I gave in to the prospect of the only nice weekend weather Saturday morning before my dentist appointment and went to McGinnis Slough. Reports of waterfowl seen a day or two before reminded me it was time to renew my relationship with this favorite destination, and the prospect of fall colors made it even more enticing. So now it will be a month or longer, looking back on fall from winter soon, by the time I get around to the last organized bird walk weekend.
The moment I got out of the car I felt restored. I was the only human and could temporarily forget about the whir of traffic noise nearby.
There were still a few Red-Winged Blackbirds hanging out, singing.
In addition to a lot of Swamp Sparrows, there was my first American Tree Sparrow of the season, the arrival of which always reminds me of winter coming…
I was not expecting to see Yellow-Rumped Warblers…or orange conifers…but apparently both exist together. I think the tree is an American Larch or something like that, which turns yellow or orange in the fall.
And of course the waterfowl. Below, a view of only a couple hundred of 850 American Coots. Or so I calculated…
And here are two cute Coots up closer.
There was a nice little group of Green-Winged Teal…
and quite a few Northern Shovelers, although I could not seem to get a good photo of the flashier male
At one point two Mute Swans flew overhead. The second time they weren’t entirely mute and I thought they sounded a bit like Snow Geese so they had me fooled for a minute, but my photographs later said Swans.
The Coot below was enjoying the early sunshine, and so was I, but the clouds started to move in quickly after that.
Plant life taking on fall form…
A Wood Duck was close enough for a photo but by then the sun was hiding.

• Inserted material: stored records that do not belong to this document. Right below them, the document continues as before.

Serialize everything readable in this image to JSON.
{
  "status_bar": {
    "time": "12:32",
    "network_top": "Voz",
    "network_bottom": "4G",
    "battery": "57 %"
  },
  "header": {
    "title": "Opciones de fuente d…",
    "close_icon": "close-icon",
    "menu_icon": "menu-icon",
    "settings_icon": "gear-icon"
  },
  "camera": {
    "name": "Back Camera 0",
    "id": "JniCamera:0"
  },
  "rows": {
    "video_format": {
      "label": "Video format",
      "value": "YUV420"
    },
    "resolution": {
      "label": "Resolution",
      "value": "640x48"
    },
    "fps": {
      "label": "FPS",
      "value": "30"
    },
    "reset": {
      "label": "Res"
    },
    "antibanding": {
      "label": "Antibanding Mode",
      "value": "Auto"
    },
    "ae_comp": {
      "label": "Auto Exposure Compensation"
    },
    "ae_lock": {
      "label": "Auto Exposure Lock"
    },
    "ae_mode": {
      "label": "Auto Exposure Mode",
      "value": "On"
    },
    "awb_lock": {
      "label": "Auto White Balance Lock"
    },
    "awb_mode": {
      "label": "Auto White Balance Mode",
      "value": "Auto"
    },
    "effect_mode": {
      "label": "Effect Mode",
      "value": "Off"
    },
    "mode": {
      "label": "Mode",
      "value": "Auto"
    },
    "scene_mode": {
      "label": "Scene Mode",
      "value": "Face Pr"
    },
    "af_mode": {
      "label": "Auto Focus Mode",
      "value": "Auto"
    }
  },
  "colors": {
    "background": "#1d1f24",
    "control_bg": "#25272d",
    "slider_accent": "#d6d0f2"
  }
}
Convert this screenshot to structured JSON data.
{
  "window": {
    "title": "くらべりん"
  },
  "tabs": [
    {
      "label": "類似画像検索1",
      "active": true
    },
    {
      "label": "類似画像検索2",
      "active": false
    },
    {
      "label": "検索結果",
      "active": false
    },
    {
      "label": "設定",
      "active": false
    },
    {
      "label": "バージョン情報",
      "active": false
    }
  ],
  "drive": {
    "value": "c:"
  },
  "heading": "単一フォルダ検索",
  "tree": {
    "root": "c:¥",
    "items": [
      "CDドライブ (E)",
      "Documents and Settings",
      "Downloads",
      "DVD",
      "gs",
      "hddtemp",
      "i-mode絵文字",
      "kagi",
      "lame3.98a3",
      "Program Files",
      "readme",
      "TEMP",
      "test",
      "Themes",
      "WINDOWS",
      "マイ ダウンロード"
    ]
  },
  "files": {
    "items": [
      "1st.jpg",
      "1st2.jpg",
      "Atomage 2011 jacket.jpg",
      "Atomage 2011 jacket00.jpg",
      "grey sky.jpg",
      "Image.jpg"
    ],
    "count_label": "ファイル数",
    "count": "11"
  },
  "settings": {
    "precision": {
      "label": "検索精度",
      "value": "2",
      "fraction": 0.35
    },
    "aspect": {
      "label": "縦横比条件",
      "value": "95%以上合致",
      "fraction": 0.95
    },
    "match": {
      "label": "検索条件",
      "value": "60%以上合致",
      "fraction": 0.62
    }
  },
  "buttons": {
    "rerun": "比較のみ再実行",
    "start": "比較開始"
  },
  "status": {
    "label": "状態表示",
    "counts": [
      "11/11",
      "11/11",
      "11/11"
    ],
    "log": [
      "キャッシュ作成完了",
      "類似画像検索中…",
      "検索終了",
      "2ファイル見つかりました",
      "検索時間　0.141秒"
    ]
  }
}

A few more of the Yellow-Rumpeds and the tree they were in.
The trees looking windswept and leafless…
Sunday morning the choir sang two services, singing “Somebody Prayed for Peace” and “Sweet Freedom” which is based on the national anthem. Afterward I went to city hall for early voting, deciding that it might not be such a bad thing to try, even though I live half a block from my polling place. As I sat in the gallery section of council chambers waiting my turn at the voting machine, I was reminded of sitting in a church pew and struck by the metaphor of voting as a form of prayer.
Random contributions from my new cell phone…the leaves are from one of the towering Sycamore trees I passed this morning on my way to the train, the salad consumed yesterday features the last of my cherry tomatoes, and beneath all that, one experiment in my new Saturday tradition which is to have one midday meal of scrambled eggs and onions and whatever else I’m looking to use up…in this instance, even some stale pita chips. Food as a form of prayer.
One more landscape from McGinnis and a Red-Winged Blackbird looking thoughtful.
This coming weekend will be very busy with the choir tour. I hope to return to this page soon afterward.
Very nice collection of birds at McGinnis Slough, later, all that will be covered with the white “stuff”. I wish I had a marsh close by so I could visit. 🙂
Thanks, H.J.! The last time I was there, there was hardly any water, so this was more like it. There were Gadwall, American Wigeon and Greater Scaup too and probably more birds even the big lens couldn’t find but they were all pretty far away. I do like seeing large numbers of birds, it gives me hope.
A good place to visit. Good luck with the tour.
Thanks. I feel like I’m diving into deeper water all the time!
I am glad you made a point and got out to the preserve. A wonderful variety of birds. And that is a lot of ole Coots!
Thanks, Donna! I guess I shouldn’t take all those Coots for granted – they just always seem to suddenly arrive in big numbers out of nowhere… 🙂
I now realize from your picture it was a wood duck I saw at the Chicago Botanic Garden, at least I think so. I hope that vine is an American and not an Oriental Bittersweet.
Thanks and Happy Belated Thanksgiving and glad you now have Wood Duck on your life list. I’m not familiar with the vine but knowing the Portage I wouldn’t be a bit surprised if it was the oriental variety…
Oh, too bad. The oriental is a nasty invasive.